There is something pretty special about a field full of wildflowers at sunset. 🙂 This was taken at the Tom McCall Preserve in the Columbia River Gorge last April. I have to say, Oregon really lives up to the hype. It’s a lovely state!
Sometimes I think that one of the hardest parts of releasing a photo is thinking of a name. Anyone have any good suggestions? I’m all ears! (I mean, not literally. I couldn’t type with just ears.)
Oh…and yes, this is a photo.
This image was a long exposure, of a stand of trees bathed in some tasty golden light, while moving the camera vertically. As you can tell by the silly-string looking wisps, I do not have the steadiest hand for slow-panning. In this case, it turned out alright though. haha
Interested in learning a bit more about the various techniques I use in the field and while editing? I teach! Email me for information. 🙂 seespotsphoto at yahoo dot com
The settings, for those who like that technical stuff: f/11, sec, 135mm, iso 100
This month, our students over at L&L wanted to learn about HDR. Now, while some HDR created using algorithms is very good….well….some is not. It’s very easy to go too far, to create halos, unnatural colors, unnatural light, etc. Blending by hand tends to give you more control while still extending your dynamic range.
Similar to the last photo (Insomnia), this is a mash up of three different exposures – two for the sky, and one for the long exposure water/foreground rocks/lighthouse. To create the base composite, I used layers and masked what I wanted from each shot into one final image. That created a base on which to build, with the standard curves, levels, etc.
The final image is similar to the treat Mother Nature gave me the morning I took this. This is sunrise at Nubble Light in York, ME from early June. It was one of four light houses David and I stopped to see on the Great Lighthouse Tour of 2016. This one, by far, had the best light of the day.
Interested in more in depth help with your own images? For more information about our teaching program over at L&L, go here. 🙂
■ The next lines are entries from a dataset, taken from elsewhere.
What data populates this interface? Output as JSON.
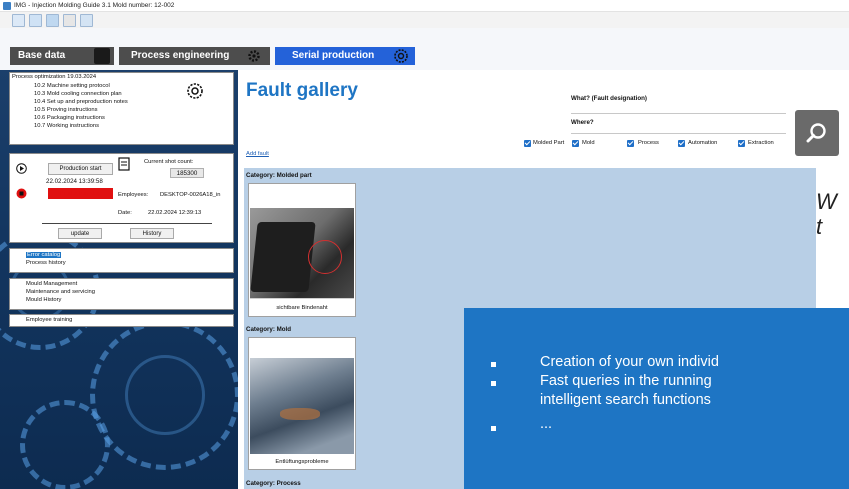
{
  "window": {
    "title": "IMG - Injection Molding Guide 3.1    Mold number: 12-002"
  },
  "tabs": [
    {
      "label": "Base data"
    },
    {
      "label": "Process engineering"
    },
    {
      "label": "Serial production"
    }
  ],
  "tree": {
    "root": "Process optimization 19.03.2024",
    "children": [
      "10.2 Machine setting protocol",
      "10.3 Mold cooling connection plan",
      "10.4 Set up and preproduction notes",
      "10.5 Proving instructions",
      "10.6 Packaging instructions",
      "10.7 Working instructions"
    ]
  },
  "production": {
    "start_label": "Production start",
    "start_date": "22.02.2024 13:39:58",
    "stop_label": "Production stop",
    "shot_count_label": "Current shot count:",
    "shot_count": "185300",
    "employees_label": "Employees:",
    "employees_value": "DESKTOP-0026A18_in",
    "date_label": "Date:",
    "date_value": "22.02.2024 12:39:13",
    "update_label": "update",
    "history_label": "History"
  },
  "catalog_links": [
    "Error catalog",
    "Process history"
  ],
  "mould_links": [
    "Mould Management",
    "Maintenance and servicing",
    "Mould History"
  ],
  "training_links": [
    "Employee training"
  ],
  "main": {
    "heading": "Fault gallery",
    "add_fault": "Add fault",
    "what_label": "What? (Fault designation)",
    "where_label": "Where?",
    "filters": [
      "Molded Part",
      "Mold",
      "Process",
      "Automation",
      "Extraction"
    ]
  },
  "gallery": [
    {
      "category": "Category: Molded part",
      "caption": "sichtbare Bindenaht"
    },
    {
      "category": "Category: Mold",
      "caption": "Entlüftungsprobleme"
    },
    {
      "category": "Category: Process",
      "caption": ""
    }
  ],
  "overlay": {
    "bullets": [
      "Creation of your own individ",
      "Fast queries in the running",
      "intelligent search functions",
      "..."
    ],
    "side_text": [
      "W",
      "t"
    ]
  },
  "colors": {
    "accent_blue": "#1e75c4",
    "active_tab": "#2462d9",
    "stop_red": "#e01010",
    "gallery_bg": "#b8cfe6"
  }
}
Insomnia….sounds about right these days. It’s been an awesome, but very busy few months. There has been a lot of great stuff going on with my students over at Light & Landscape, filling print orders (thank you guys for keeping my gas tank full!), weddings, portrait shoots, music shows, newspaper work and travel….but not much of it involves sleeping. Lol (Shout out to all the sleep deprived entrepreneurs out there chasing their dreams!) Your continued support and confidence in my work is so appreciated! You guys rock!
This shot was taken on a beautiful, clear night a few weeks ago in upstate NY. The stars and the company were glorious. 🙂
The nerdy details: this is a composite of 4 shots at different ISOs to help moderate the noise. The foreground is a 5 min long exposure, the rest were shot for the stars/Milky Way.
Wahclella Falls in Oregon is pretty nice. 🙂 In fact, the Columbia River Gorge in general is pretty nice!
“We men and women are all in the same boat, upon a stormy sea. We owe to each other a terrible and tragic loyalty.” – G. K. Chesterton
These sea stacks were found along the Oregon coast on an overcast, not so sunset-y sunset. But then, I’m a landscape photographer, and I enjoy the weather that no one else likes because it’s so darn photogenic! lol
I’m working on a new tutorial project to help supplement my teaching materials for the Members Area over at Light & Landscape. You know….a few free videos to help you learn, my gift to you! Can’t beat the price, right? 😉
If you want to keep informed about the upcoming tutorials as they are released, make sure to sign up for my newsletter.
All that we see or seem is but a dream within a dream. – Poe
This gem is called Ponytail Falls (located above Horsetail Falls) and it was our first stop in the Columbia River Gorge on a recent trip to Oregon. It is a relatively easy, but steep, 0.3 miles from the trailhead, and definitely worth the effort to go see. It was also one of the few falls we saw in the Gorge that didn’t immediately cover your lens in spray. If you intend to go shooting anywhere in either the Columbia River Gorge or along the Oregon Coast, make sure to bring extra lens cloths! 🙂
Many thanks to local photographer TJ Simon for taking time to show us around to his favorite spots in the state. We definitely couldn’t have seen so many great spots without his input and company. Do us a favor…make sure to check out his site and show him some love!
Exif data: f/11, 1/2 sec, iso 100, 10 mm